It all started last week. Not when the change to the cups happened, but when it was first highlighted on Facebook. Joshua Feuerstein, a pastor with over a million followers on Facebook, posted this:
The story has been building ever since. The suggestion is that Christmas symbols were removed from the cups because at Starbucks they “hate Jesus,” and a lot of people agree.
As Truth Revolt reports, the video went mega viral:
Feuerstein told CNN his video had more than 10 million views.
“I think Starbucks has gotten the message that the Christian majority in this country has awakened and are demanding that our voice be heard,” he wrote.
In response, Starbucks said it was trying “to create a culture of belonging, inclusion and diversity” and that cup was meant to be a “blank canvas” for “customers to tell their Christmas stories in their own way.”
Customers started posting pictures on Instagram and Facebook of their cups with “Merry Christmas” written on them instead of their names.
There is, of course, a less than total agreement about what exactly is going on here. For example, Snopes.com, known pretty universally as the website to go to for debunking urban legends and email myths, for some reason decided to tackle this story that is neither an urban legend nor an email myth. In fact, it is the lead story at the site and has been for a few days now. They rate the story as “FALSE”, deciding that as a matter of scientific fact, Starbucks does not Hate Jesus. Or perhaps they mean none of this is happening at all and it’s just in your mind,t he cups are fine, the cups are fine, there are five lights.
The narrator in the above-displayed video asserts that Starbucks employees are “banned from saying Merry Christmas” and that the coffee chain removed its holiday symbols because they “hate Jesus.” But there is no evidence to support either of these claims.
In fact, while Starbucks 2015 Holiday Cup doesn’t bear any Christmas symbols, the chain still sells “Christmas Blend” coffee, offers gift cards with holiday symbols, and even vends Advent calendars:
The author then proceeds to show other products for sale that have “holiday’ symbols such as ornaments, snow men, and poinsettias. No other mention is made in the article of the banning of saying Merry Christmas, despite the giant “FALSE” at the top of the page.
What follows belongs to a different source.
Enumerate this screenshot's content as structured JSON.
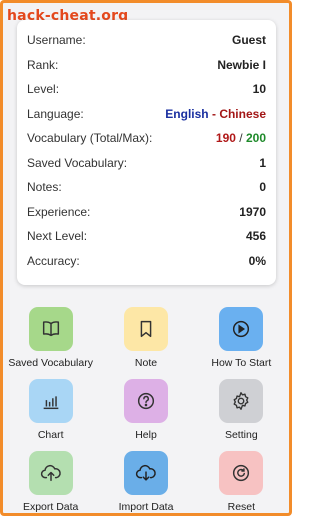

Has Snopes “debunked” anything at all? Well, no. They can’t “prove” that Starbucks doesn’t hate Jesus any more than Feuerstein can prove that they do. They failed to show any Christian holiday symbols on any Starbucks product, and in no way dispute Feuerstein’s claim that the cups have no Christmas symbols on them, mainly because they don’t. What have they debunked? What’s with the big “FALSE” at the top?
As much as Christians love stories at this time of year about a “War on Christmas”, leftists love stories attacking those stories a thousand times more. They can’t help but sneer and deride. They love the war on Christmas because they love to mock Christians.
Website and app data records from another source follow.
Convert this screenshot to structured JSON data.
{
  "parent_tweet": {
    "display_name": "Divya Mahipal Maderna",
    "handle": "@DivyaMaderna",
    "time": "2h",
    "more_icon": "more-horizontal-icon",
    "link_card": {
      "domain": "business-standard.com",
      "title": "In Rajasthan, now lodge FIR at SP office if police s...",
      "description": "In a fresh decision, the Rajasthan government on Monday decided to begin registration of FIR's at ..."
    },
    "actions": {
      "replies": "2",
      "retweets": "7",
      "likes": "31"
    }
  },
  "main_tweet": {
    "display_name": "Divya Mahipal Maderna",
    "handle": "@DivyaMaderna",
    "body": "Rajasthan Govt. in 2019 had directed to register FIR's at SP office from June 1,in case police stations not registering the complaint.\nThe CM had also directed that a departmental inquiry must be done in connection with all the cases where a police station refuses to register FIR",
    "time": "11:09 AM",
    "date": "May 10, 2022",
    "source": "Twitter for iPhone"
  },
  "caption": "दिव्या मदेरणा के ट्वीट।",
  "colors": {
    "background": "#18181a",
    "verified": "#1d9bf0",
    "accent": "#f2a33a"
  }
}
Snopes claims to be in the business of dispelling rumors. They are known for debunking myths. What they are actually doing here is just run-of-the-mill left blogging.
Feuerstein claims Starbucks hates Jesus. Christians are mad that their holiday symbols have been ignored or removed by a corporation where many of them spend part of their holiday money. None of this is a myth or a legend, and none of it has been debunked or disproved. Instead, it’s just another typical leftist sneer at the dumb Christians, masquerading as some kind of half-assed fact check.
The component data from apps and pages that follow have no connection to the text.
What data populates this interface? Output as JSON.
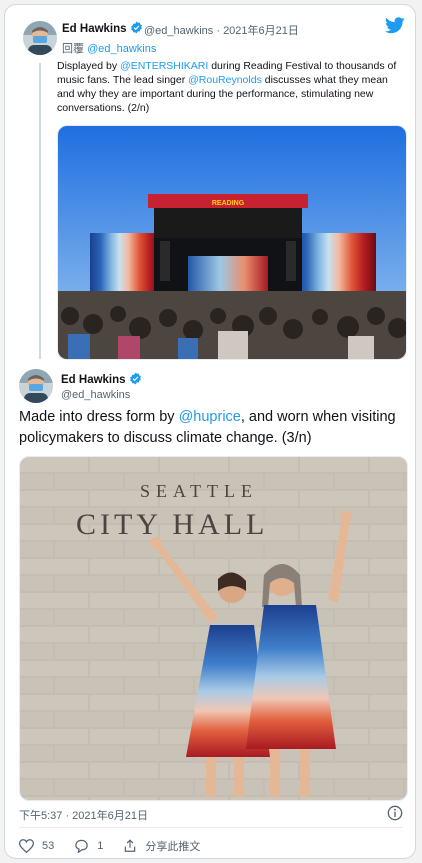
{
  "tweet1": {
    "name": "Ed Hawkins",
    "handle": "@ed_hawkins",
    "separator": "·",
    "date": "2021年6月21日",
    "reply_prefix": "回覆",
    "reply_to": "@ed_hawkins",
    "text_1": "Displayed by ",
    "mention_1": "@ENTERSHIKARI",
    "text_2": " during Reading Festival to thousands of music fans. The lead singer ",
    "mention_2": "@RouReynolds",
    "text_3": " discusses what they mean and why they are important during the performance, stimulating new conversations. (2/n)",
    "stage_banner": "READING"
  },
  "tweet2": {
    "name": "Ed Hawkins",
    "handle": "@ed_hawkins",
    "text_1": "Made into dress form by ",
    "mention": "@huprice",
    "text_2": ", and worn when visiting policymakers to discuss climate change. (3/n)",
    "sign_line1": "SEATTLE",
    "sign_line2": "CITY HALL",
    "timestamp": "下午5:37 · 2021年6月21日",
    "actions": {
      "likes": "53",
      "replies": "1",
      "share_label": "分享此推文"
    }
  },
  "colors": {
    "accent": "#1d9bf0",
    "text": "#0f1419",
    "muted": "#536471"
  },
  "icons": [
    "twitter-bird-icon",
    "verified-badge-icon",
    "info-icon",
    "heart-icon",
    "reply-icon",
    "share-icon"
  ]
}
Here’s my fact check:
CLAIM: Snopes debunked the “myth” that Starbucks removed Christmas symbols from their cups because they hate Jesus.